a ten yard penalty. Only the captain is allowed to ask the referee for
an explanation.

The game is
for playing, Gentlemen, not for talking.

600 spectators crammed into Grand Central Terminal to see the final of
the Tournament of Champions, Over a thousand people crammed into the Harvard
Courts to watch the Men’s College championships, where Trinity once
more handed Harvard a beating. But those students certainly weren’t
paying up to $80 a seat as they were in Grand Central.


The Princeton number one Yasser El Hallaby won the individual college
title for the
third time. He has one more year at college and while we sat chatting
in the New York Athletic Club where he was trying to get in the main draw
of the TOC through some hard qualifying rounds, he told me that he is
going to give the professional tour a year when he finishes in Princeton
in the spring of ’06. Although he has lost a couple of times this season,
when he puts his mind to it, Yasser (possessed of the magic Egyptian squash
gene) is streets ahead of his opponents in the Ivy League. It will be
interesting to see how far he can go on the PSA Tour. One thing for sure:
he will need two or three months of hard training to acquire the fitness
required for the pro circuit. And he is the first one to admit that he
is not nearly fit enough.


Linda Elriani against Vanessa Atkinson
in New York
2004, D Tessier

I thoroughly
enjoyed Linda Elriani’s performance in New York , Linda (formerly
Charman) gave one of the most focused performances I have ever witnessed.
She had a game plan against the two Grinham sisters and kept to it, knocking
them both out (They are ranked one and four in the world) Linda used the
height of the court better than anybody, man or woman. Her soaring lobs
simply undid the small Grinham sisters. She has had a superb year, beating
the hell out of everybody which is a great surprise because last year
she was struggling, not enjoying her squash and considering giving it
up. When Cassie Jackman was forced to retire, Linda realized how lucky
she was to still be able to play at 33 years old, and went back into training
with zest.

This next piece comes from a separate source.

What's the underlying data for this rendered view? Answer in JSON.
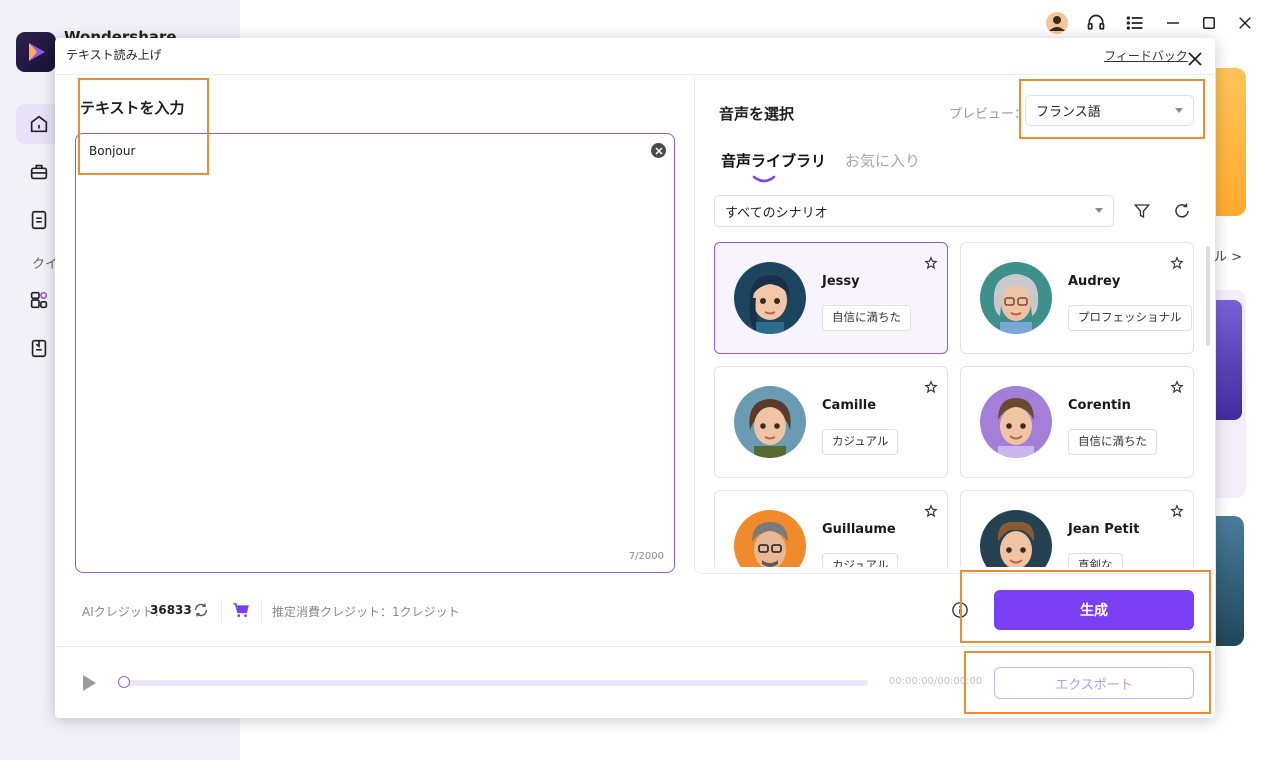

She is a well
built woman with lots of muscle. She was also one of the first players
to wear rings in her nose, giving her a bit of a punk appearance. She
was also quite confident in her discussions with the ref. This led journalist
Elspeth Burnside to describe her as ‘intimidating’ in one
of her reports. Linda read this and took exception to the word and came
marching into the press room , stood over the diminutive Burnside and
hollered: “I am not intimidating!” Poor Burnside almost melted
on the spot.


David Palmer on his very best behavior
2004, D Tessier

David Palmer
was on his very best behaviour in New York. His outburst in the world
doubles was the equivalent of a ten on the Richter scale and led to a
year’s ban from the WSF. In our last Gallery we wondered whether
the PSA, who no longer own the men’s world open, but still run it,
would ban Palmer from the event or even penalize him for his behaviour.
Well it looks like Palmer will not receive further punishment and the
chances are that he will play in the Open this year. The change in ownership
came at the right time to put some doubt in everybody’s mind as
to whether they could keep him out. And there is also the fear of a lawsuit.

I am glad because
he is quite different from the other players in the top ten and brings
an interesting game to the court. Those who did not know Palmer’s
background could quite happily have mistaken him for a choir boy in New